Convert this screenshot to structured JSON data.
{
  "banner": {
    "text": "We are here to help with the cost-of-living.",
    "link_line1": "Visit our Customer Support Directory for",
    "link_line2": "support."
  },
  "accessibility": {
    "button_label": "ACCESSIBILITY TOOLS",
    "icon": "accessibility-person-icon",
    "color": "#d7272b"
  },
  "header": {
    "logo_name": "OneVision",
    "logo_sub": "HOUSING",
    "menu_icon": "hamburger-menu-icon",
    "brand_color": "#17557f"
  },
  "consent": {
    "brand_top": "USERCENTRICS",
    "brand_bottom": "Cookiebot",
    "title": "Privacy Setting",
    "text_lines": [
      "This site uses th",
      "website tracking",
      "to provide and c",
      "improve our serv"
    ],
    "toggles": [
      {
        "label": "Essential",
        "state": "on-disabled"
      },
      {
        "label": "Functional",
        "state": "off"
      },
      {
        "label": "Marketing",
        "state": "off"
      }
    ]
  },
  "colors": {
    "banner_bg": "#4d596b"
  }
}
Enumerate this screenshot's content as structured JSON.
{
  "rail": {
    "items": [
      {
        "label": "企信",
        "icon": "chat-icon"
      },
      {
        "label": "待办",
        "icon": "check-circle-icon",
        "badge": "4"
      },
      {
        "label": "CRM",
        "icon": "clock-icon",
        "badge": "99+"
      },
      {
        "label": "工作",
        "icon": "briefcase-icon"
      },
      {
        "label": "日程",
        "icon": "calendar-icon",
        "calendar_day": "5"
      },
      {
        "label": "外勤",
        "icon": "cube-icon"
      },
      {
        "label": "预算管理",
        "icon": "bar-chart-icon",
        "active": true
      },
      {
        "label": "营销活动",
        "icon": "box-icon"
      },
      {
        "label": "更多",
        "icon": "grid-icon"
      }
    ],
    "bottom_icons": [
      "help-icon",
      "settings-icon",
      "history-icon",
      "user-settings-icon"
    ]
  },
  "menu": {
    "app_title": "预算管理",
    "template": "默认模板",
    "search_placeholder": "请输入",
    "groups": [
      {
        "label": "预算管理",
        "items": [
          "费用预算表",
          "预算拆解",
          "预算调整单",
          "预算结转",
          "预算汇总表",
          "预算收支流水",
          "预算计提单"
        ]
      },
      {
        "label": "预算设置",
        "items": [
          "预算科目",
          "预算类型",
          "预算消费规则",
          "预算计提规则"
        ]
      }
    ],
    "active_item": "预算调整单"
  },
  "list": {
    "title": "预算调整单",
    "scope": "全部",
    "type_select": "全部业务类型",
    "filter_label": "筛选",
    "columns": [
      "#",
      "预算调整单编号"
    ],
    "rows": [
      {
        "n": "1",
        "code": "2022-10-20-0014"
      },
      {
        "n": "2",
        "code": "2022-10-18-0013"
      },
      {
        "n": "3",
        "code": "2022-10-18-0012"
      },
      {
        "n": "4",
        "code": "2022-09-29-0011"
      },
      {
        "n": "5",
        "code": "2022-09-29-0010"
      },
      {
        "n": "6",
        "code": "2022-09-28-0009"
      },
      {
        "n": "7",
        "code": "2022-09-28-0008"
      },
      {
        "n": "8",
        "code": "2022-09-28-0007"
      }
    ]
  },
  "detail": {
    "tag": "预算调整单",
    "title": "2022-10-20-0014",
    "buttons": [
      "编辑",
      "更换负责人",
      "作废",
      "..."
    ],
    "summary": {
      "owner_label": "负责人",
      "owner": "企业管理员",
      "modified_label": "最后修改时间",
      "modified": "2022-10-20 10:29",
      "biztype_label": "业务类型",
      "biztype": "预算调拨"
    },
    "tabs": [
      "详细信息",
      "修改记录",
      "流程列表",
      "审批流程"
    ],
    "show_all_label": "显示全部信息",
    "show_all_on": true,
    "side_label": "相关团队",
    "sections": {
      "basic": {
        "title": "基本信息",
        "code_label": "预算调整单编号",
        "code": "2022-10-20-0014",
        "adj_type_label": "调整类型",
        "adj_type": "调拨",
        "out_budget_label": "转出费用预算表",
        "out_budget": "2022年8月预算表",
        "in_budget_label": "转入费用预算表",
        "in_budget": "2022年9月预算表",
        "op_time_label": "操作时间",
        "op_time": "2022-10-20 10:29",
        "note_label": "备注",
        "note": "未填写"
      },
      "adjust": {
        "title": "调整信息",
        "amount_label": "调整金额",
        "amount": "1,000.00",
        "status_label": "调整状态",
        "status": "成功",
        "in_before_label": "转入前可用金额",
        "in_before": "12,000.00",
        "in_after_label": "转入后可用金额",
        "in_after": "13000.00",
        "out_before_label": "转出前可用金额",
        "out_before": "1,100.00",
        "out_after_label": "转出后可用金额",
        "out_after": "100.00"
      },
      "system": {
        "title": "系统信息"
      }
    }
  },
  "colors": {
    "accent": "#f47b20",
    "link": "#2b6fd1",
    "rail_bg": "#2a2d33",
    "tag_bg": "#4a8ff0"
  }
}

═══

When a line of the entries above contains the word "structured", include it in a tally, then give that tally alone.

*Reply*.
2